* **Working data**
☆ ☆ ☆ ☆ ☆

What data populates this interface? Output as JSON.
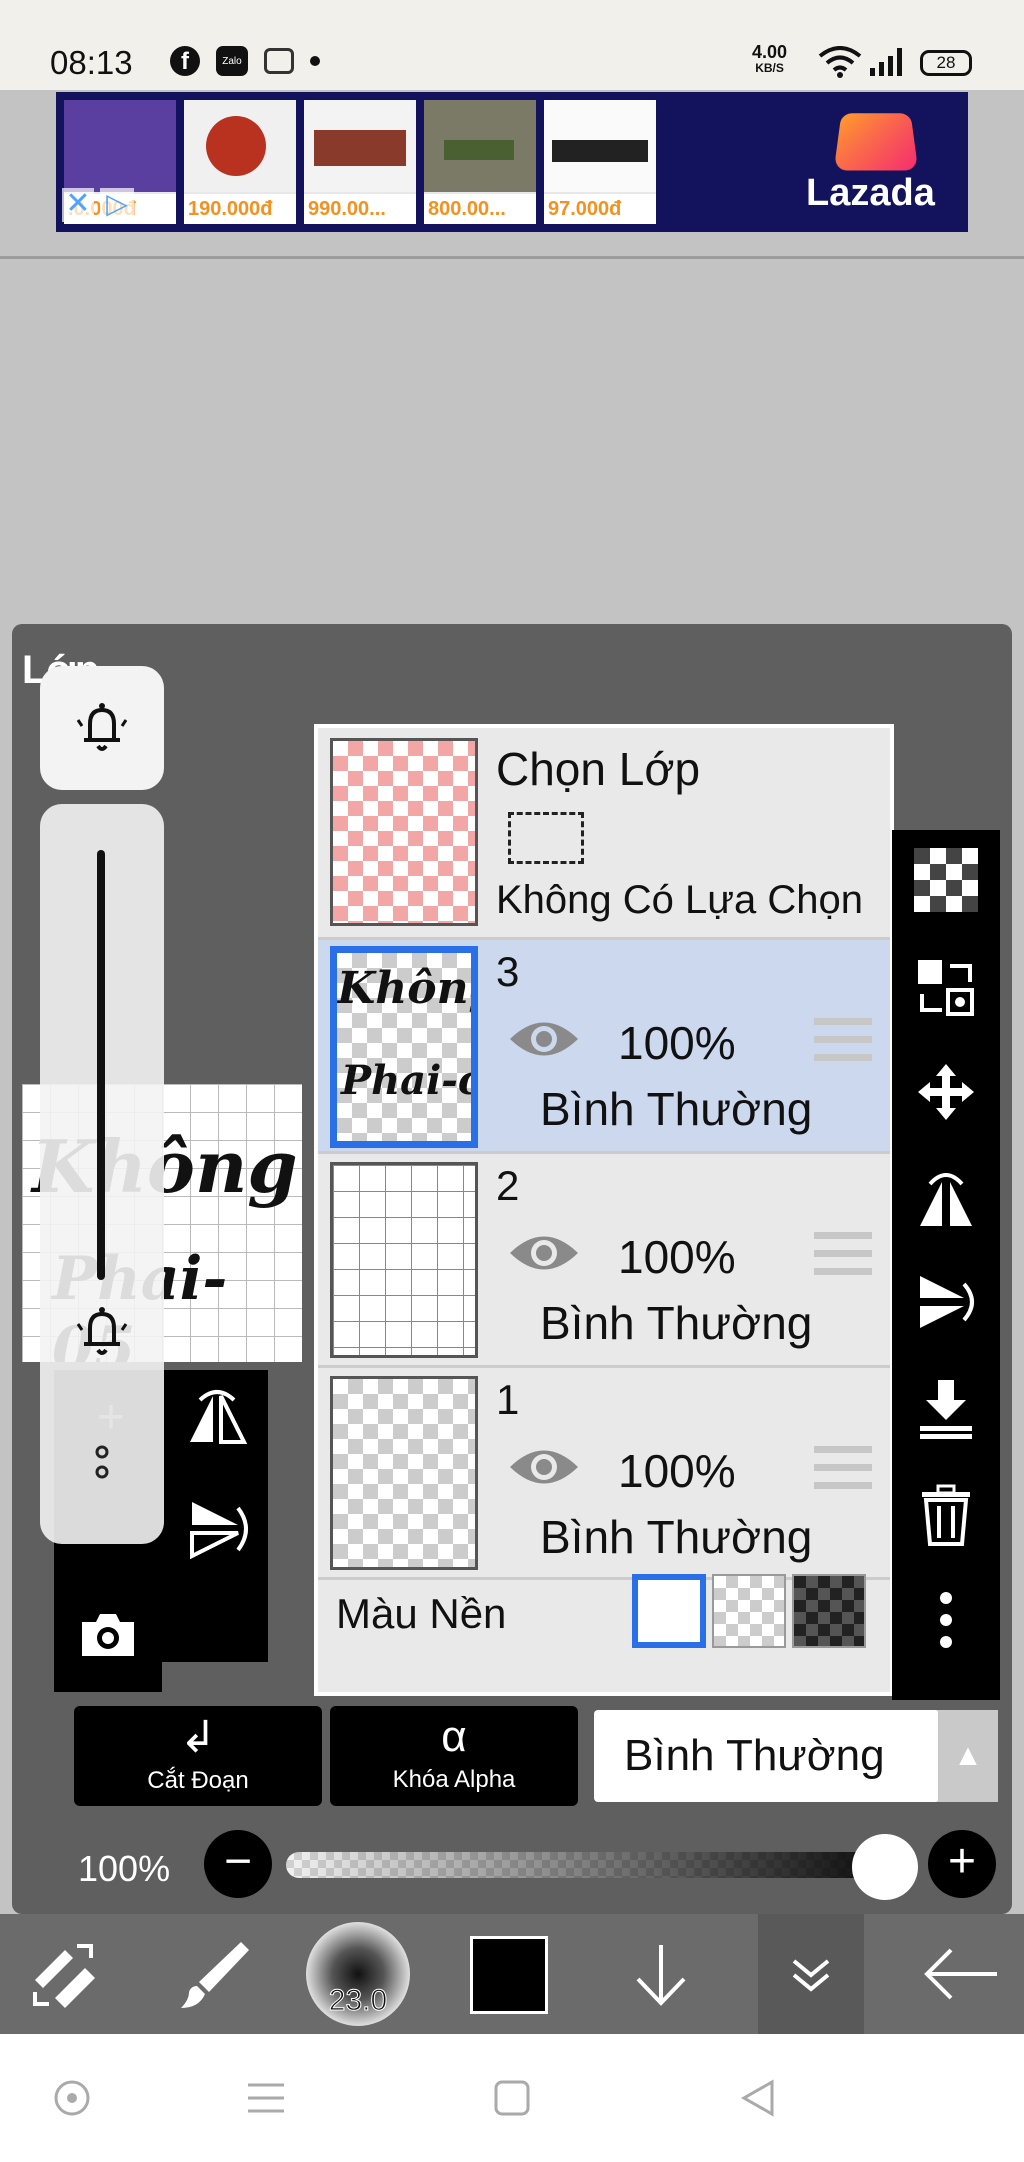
{
  "status_bar": {
    "time": "08:13",
    "facebook_glyph": "f",
    "zalo_label": "Zalo",
    "net_speed_value": "4.00",
    "net_speed_unit": "KB/S",
    "battery": "28",
    "icons": [
      "facebook-icon",
      "zalo-icon",
      "notification-icon",
      "dot-icon",
      "wifi-icon",
      "signal-icon",
      "battery-icon"
    ]
  },
  "ad": {
    "brand": "Lazada",
    "close_glyph": "✕",
    "play_glyph": "▷",
    "products": [
      {
        "price": ".0.000đ",
        "color": "#5b3fa0"
      },
      {
        "price": "190.000đ",
        "color": "#b8321f"
      },
      {
        "price": "990.00...",
        "color": "#8a3a2a"
      },
      {
        "price": "800.00...",
        "color": "#4a6030"
      },
      {
        "price": "97.000đ",
        "color": "#222222"
      }
    ]
  },
  "panel": {
    "title": "Lớp",
    "preview_text_1": "Không",
    "preview_text_2": "Phai-05"
  },
  "notification_pill": {
    "bell_glyph": "🔔",
    "more_glyph": "⋮"
  },
  "side_tools": {
    "flip_h_glyph": "⇋",
    "flip_v_glyph": "⇵",
    "add_glyph": "+",
    "camera_glyph": "📷"
  },
  "layers": {
    "selection_row": {
      "title": "Chọn Lớp",
      "status": "Không Có Lựa Chọn"
    },
    "items": [
      {
        "number": "3",
        "opacity": "100%",
        "blend": "Bình Thường",
        "selected": true,
        "thumb_text_1": "Không",
        "thumb_text_2": "Phai-c"
      },
      {
        "number": "2",
        "opacity": "100%",
        "blend": "Bình Thường",
        "selected": false
      },
      {
        "number": "1",
        "opacity": "100%",
        "blend": "Bình Thường",
        "selected": false
      }
    ],
    "background_label": "Màu Nền"
  },
  "right_toolbar": {
    "buttons": [
      "checker-icon",
      "transform-layer-icon",
      "move-icon",
      "flip-horizontal-icon",
      "flip-vertical-icon",
      "merge-down-icon",
      "delete-icon",
      "more-icon"
    ]
  },
  "controls": {
    "clip_label": "Cắt Đoạn",
    "clip_glyph": "↲",
    "alpha_lock_label": "Khóa Alpha",
    "alpha_lock_glyph": "α",
    "blend_mode": "Bình Thường",
    "blend_arrow": "▲",
    "opacity_label": "100%",
    "opacity_value": 1.0,
    "minus": "−",
    "plus": "+"
  },
  "bottom_toolbar": {
    "brush_size": "23.0",
    "color": "#000000"
  },
  "colors": {
    "accent": "#2a6ee8",
    "selected_row": "#cbd8ee",
    "panel": "#5f5f5f"
  }
}
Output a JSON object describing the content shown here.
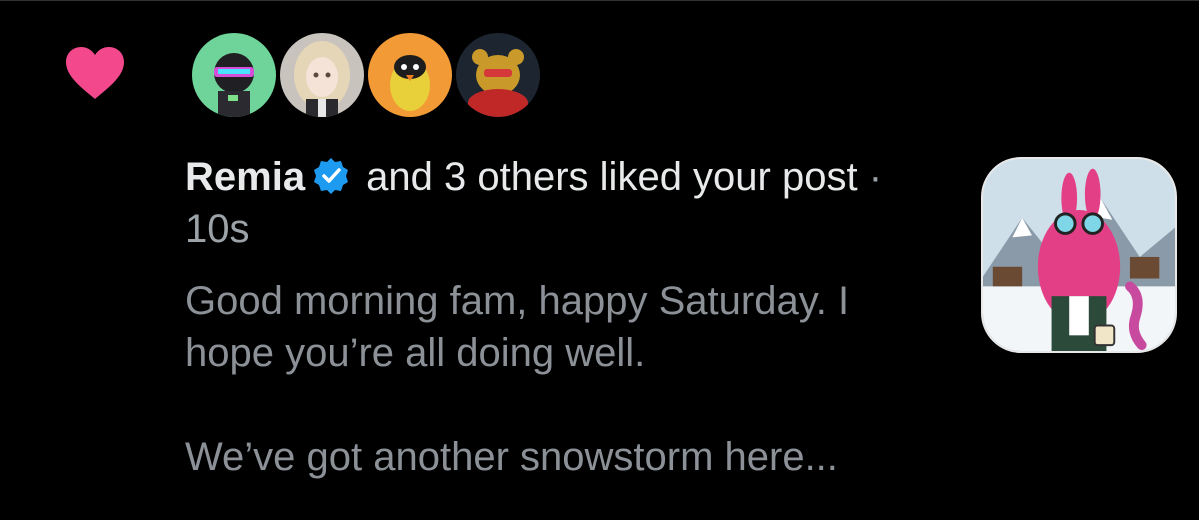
{
  "notification": {
    "type_icon": "heart-icon",
    "like_color": "#f3498c",
    "avatars": [
      {
        "name": "avatar-1",
        "bg": "#6fd49a"
      },
      {
        "name": "avatar-2",
        "bg": "#c9c3bd"
      },
      {
        "name": "avatar-3",
        "bg": "#f29a35"
      },
      {
        "name": "avatar-4",
        "bg": "#1d2530"
      }
    ],
    "username": "Remia",
    "verified_color": "#1d9bf0",
    "action_text": " and 3 others liked your post",
    "separator": " · ",
    "timestamp": "10s",
    "post_lines": [
      "Good morning fam, happy Saturday. I",
      "hope you’re all doing well.",
      "We’ve got another snowstorm here..."
    ]
  }
}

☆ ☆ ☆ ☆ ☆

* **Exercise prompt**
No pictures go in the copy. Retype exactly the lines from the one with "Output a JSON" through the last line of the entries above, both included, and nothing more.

* **The answer**
Output a JSON object describing the content shown here.
{
  "notification": {
    "type_icon": "heart-icon",
    "like_color": "#f3498c",
    "avatars": [
      {
        "name": "avatar-1",
        "bg": "#6fd49a"
      },
      {
        "name": "avatar-2",
        "bg": "#c9c3bd"
      },
      {
        "name": "avatar-3",
        "bg": "#f29a35"
      },
      {
        "name": "avatar-4",
        "bg": "#1d2530"
      }
    ],
    "username": "Remia",
    "verified_color": "#1d9bf0",
    "action_text": " and 3 others liked your post",
    "separator": " · ",
    "timestamp": "10s",
    "post_lines": [
      "Good morning fam, happy Saturday. I",
      "hope you’re all doing well.",
      "We’ve got another snowstorm here..."
    ]
  }
}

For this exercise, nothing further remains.